Brief: Every line of the data that contains the string "icon" must be copied.

[Element data from apps and pages]

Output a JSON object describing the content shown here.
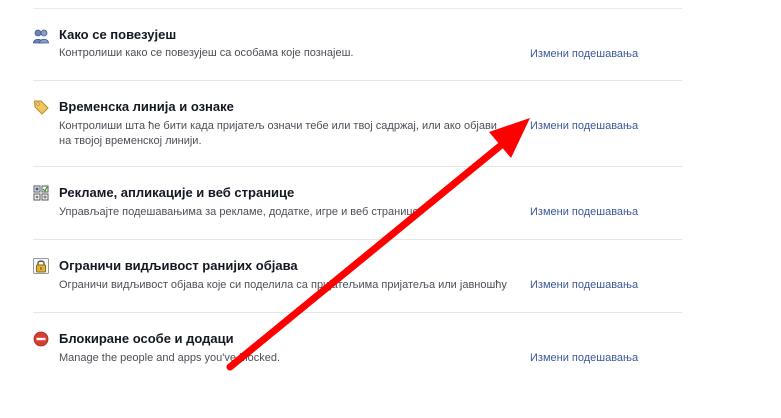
{
  "rows": [
    {
      "title": "Како се повезујеш",
      "desc": "Контролиши како се повезујеш са особама које познајеш.",
      "edit": "Измени подешавања",
      "icon": "people-icon"
    },
    {
      "title": "Временска линија и ознаке",
      "desc": "Контролиши шта ће бити када пријатељ означи тебе или твој садржај, или ако објави на твојој временској линији.",
      "edit": "Измени подешавања",
      "icon": "tag-icon"
    },
    {
      "title": "Рекламе, апликације и веб странице",
      "desc": "Управљајте подешавањима за рекламе, додатке, игре и веб странице.",
      "edit": "Измени подешавања",
      "icon": "apps-icon"
    },
    {
      "title": "Ограничи видљивост ранијих објава",
      "desc": "Ограничи видљивост објава које си поделила са пријатељима пријатеља или јавношћу",
      "edit": "Измени подешавања",
      "icon": "lock-icon"
    },
    {
      "title": "Блокиране особе и додаци",
      "desc": "Manage the people and apps you've blocked.",
      "edit": "Измени подешавања",
      "icon": "block-icon"
    }
  ],
  "colors": {
    "link": "#3b5998",
    "arrow": "#ff0000"
  }
}
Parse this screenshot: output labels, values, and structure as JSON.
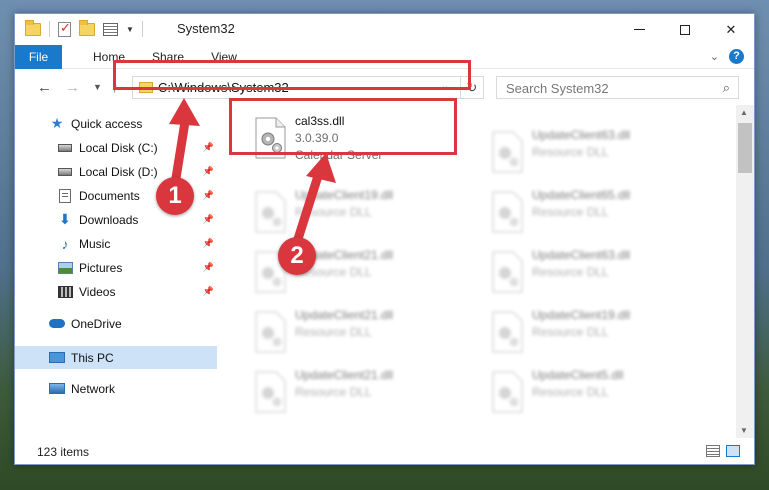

Response to the exercise:
      "icon": "people-icon"
      "icon": "tag-icon"
      "icon": "apps-icon"
      "icon": "lock-icon"
      "icon": "block-icon"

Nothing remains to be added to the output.